Less than a quarter of Australian organisations will have an ample talent pipeline to cover future business needs, according to a new survey.
The survey, conducted by Right Management, also found that over 45 percent of organisations currently have a shortage of talent at all levels.
“The world of work as we know it has changed significantly. There are tighter margins, and there’s a need to do more with less. There’s been a lot of downsizing, and there’s been a lot of contraction and not a lot of hiring,” says Rosemarie Dentesano, regional practice leader for talent management at Right Management.
Despite the gloomy outlook for the future, only 18 percent of respondents expressed concern about their organisation facing a lack of high potential leaders.
Dentesano believes this is due to most organisations having competing priorities in today’s tough economic climate, thinking short term rather than long term.
“Many organisations might not have thought about how hard it might be to fill some roles. Many are just living month to month at the moment rather than thinking strategically. We’re seeing operational management is a lot more stronger in organisations at the moment than strategic management.”
She also believes that the rise of the individual has had a part to play in Australia’s talent shortage.
“The individual holds a lot more power in the employment contract in terms of how they want to work, where they want to work, and what type of work they want to do. We’re actually seeing a shift from years gone by where the employer held all the cards to a talent base today where people believe they have choice,” she says.
Workers today believe they have portable skills that can allow them to move and develop their careers, whether it be within or outside the organisation where they currently work.
The flexibility and room for development individuals now look for has led to a collision with organisations having to do less with more, and Dentesano says the key to stemming the talent drain is connecting the two.
“The key is to understand the skill sets that you need, and determine whether they’re teachable skills or whether you have to go buy the skill set.
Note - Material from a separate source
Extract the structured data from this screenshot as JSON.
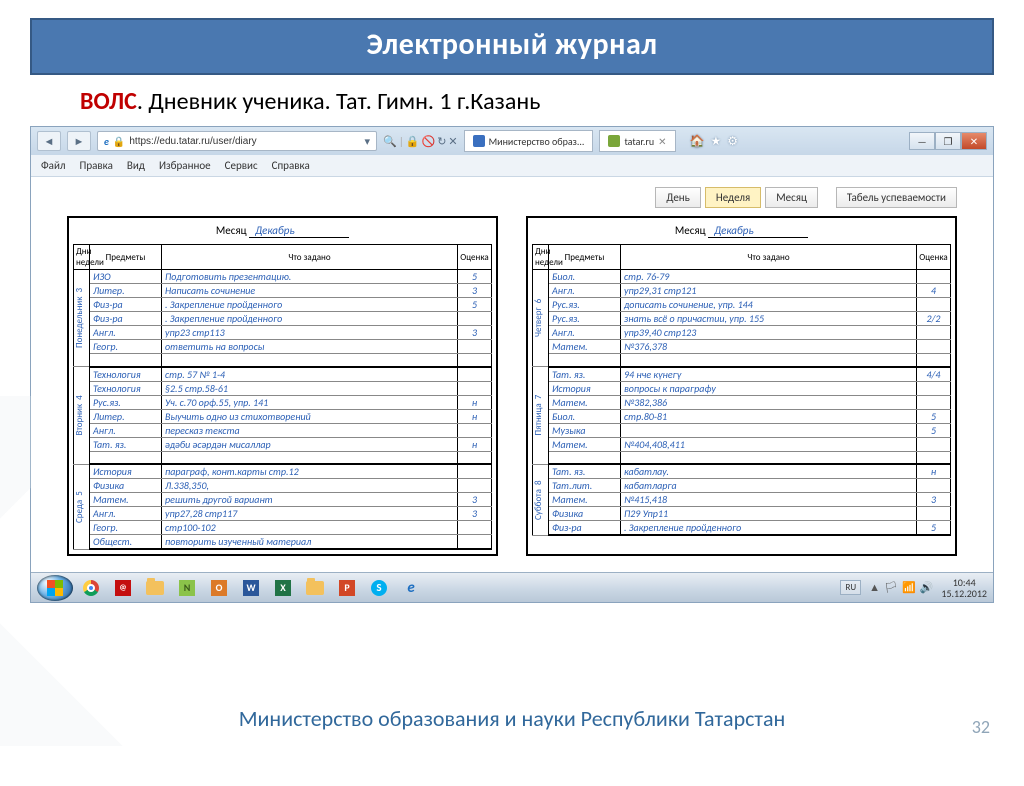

Then you have to align that with your workforce’s personal motivators and career aspirations so you get that beautiful synergy between what the organisation needs and what the individual needs.”
Organisations must also work to ensure their employees are engaged with their employer.
Dentesano says engagement, which can lead to increased productivity and higher returns, can be achieved through leadership, opportunities for career development, and adequate remuneration.
“It’s got to be collaborative, and employers have to realise that both sides hold power.”